In-flight service
United has suspended the in-flight snack and beverage service for shorter flights in economy, including those less than two hours and 20 minutes. Passengers can, however, request beverages from the flight attendant.

On flights longer than two hours and 20 minutes, passengers in economy will receive a snack bag that includes a sanitary wipe, water bottle, stroopwafel snack, and package of pretzels.


Flight attendants on United are typically asking passengers to remain seated until it is time for their row to deplane.

Southwest Airlines
Blocking middle seats or allowing free flight changes
Southwest is limiting capacity by about one-third so there are no more than two people in each row, with exceptions for families. The airline does not assign seats in advance.

Southwest is boarding its aircraft in groups of 10 based on a boarding number given at check-in. The system is similar to the airline’s previous procedure, except only 10 passengers line up and board at a time instead of 30.

Some airports were not following the 10-passenger procedure, as I found on a recent Southwest flight, and passengers who boarded first chose to sit in the front of the plane. As Southwest allows for open seating, this meant passengers boarding last would have to walk past crowded rows of people.

There is some signage at the gate asking passengers to socially distance and informing them of the new boarding procedure but no visuals or anything pertaining to the airline’s new cleaning procedure.

In-flight service
Southwest is suspending the in-flight service on flights under 250 miles. Passengers on flights over that threshold will receive a cup of ice water and a snack bag served by flight attendants.

Flight attendants did not ask passengers to stay seated during the deplaning process.

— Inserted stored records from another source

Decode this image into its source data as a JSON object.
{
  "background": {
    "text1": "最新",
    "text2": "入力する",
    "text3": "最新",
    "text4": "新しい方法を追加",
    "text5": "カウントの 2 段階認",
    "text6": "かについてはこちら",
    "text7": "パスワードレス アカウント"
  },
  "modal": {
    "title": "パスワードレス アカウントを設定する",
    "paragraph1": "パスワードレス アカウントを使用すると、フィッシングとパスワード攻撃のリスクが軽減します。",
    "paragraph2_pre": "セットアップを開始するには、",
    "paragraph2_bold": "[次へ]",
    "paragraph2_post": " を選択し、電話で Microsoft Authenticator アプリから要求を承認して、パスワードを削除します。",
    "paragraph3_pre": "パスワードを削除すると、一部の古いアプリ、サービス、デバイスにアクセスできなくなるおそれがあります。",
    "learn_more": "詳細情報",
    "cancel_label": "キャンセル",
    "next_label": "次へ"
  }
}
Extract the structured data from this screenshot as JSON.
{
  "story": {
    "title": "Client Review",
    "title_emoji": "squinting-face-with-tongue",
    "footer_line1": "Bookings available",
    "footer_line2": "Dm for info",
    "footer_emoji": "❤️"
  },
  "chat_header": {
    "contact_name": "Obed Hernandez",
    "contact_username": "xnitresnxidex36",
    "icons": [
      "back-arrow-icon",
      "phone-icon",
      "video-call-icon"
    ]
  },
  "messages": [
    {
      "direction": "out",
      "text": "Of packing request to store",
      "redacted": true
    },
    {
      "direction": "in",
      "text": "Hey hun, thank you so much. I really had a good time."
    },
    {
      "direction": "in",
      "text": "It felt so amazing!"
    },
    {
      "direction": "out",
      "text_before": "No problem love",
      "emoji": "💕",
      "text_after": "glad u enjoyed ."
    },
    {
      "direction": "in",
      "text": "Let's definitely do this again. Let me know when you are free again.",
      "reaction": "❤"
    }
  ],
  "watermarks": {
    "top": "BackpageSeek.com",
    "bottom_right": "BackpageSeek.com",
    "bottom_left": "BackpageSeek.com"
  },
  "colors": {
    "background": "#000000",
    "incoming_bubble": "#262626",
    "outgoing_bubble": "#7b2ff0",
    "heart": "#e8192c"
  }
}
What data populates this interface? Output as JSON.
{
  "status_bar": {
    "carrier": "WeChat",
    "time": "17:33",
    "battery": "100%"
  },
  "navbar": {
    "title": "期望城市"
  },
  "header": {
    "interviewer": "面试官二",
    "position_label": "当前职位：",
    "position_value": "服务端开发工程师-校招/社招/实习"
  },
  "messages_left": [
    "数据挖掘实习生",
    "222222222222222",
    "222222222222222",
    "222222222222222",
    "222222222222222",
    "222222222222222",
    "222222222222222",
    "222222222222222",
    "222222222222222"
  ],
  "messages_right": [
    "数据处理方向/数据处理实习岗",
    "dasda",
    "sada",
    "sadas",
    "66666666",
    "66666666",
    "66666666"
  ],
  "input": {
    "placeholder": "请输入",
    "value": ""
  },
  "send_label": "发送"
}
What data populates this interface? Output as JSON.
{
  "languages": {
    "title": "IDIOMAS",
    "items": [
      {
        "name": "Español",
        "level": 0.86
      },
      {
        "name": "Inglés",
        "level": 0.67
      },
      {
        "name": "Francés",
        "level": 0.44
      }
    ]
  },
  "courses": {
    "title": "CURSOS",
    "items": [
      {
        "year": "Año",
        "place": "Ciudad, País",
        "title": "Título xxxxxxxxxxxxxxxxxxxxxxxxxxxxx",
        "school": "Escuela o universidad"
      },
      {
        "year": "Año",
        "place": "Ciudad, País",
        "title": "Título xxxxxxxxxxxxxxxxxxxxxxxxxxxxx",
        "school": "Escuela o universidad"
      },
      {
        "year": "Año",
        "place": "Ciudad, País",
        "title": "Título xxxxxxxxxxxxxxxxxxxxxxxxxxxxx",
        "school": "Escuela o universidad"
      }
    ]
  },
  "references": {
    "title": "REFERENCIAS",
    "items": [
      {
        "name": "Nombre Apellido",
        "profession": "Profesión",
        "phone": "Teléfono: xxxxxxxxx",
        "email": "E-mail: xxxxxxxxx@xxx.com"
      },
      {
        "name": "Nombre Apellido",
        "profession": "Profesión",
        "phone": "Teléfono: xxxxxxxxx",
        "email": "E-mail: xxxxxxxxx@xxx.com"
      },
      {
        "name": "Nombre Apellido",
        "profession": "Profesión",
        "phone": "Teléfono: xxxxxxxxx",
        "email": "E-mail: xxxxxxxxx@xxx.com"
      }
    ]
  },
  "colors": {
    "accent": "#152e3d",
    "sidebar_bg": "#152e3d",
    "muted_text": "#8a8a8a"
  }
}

The Winner
Delta Air Lines is the clear winner here, as nearly every aspect of a flight has been revised to become more passenger-friendly during this pandemic while not compromising too much on service. From placards and informational signage in the gate area to blocking middle seats and maintaining an in-flight service, albeit limited, Delta is leading the way in multiple aspects.

Southwest Airlines comes in a close second, with the low-cost airline earning its reputation for good customer service even more so during this crisis. The only downsides were the boarding process, the lack of informational signage at the gate area that I found on most other airlines, and a lack of consistency in staff following the new procedures.

United Airlines is the second-runner up mainly because I found its policies to be more empty gestures than actually helpful. The airline is offering free flight changes despite having few backup options and restricting the advance selection of middle seats rather than blocking them but are still allowing flights to fill up,

United did have some positives in that it revised its boarding procedure and offered sanitary wipes upon boarding, but I did find a lack of consistency in informational signage at different airports. Flights on United were boring, above all, as the in-flight service was also suspended.

American Airlines was the least passenger-friendly airline I found on my travels with a complete lack of social-distancing policies and abandonment of in-flight service on most of its domestic flights. It’s largely business as usual when flying on American, as if there is no pandemic occurring, with the airline happy to assign middle seats to basic-economy passengers when entire empty rows are available and keep the standard boarding procedure.

I will say, however, that all aircraft I flew on from all airlines were clean and I was never worried I was getting on a dirty aircraft.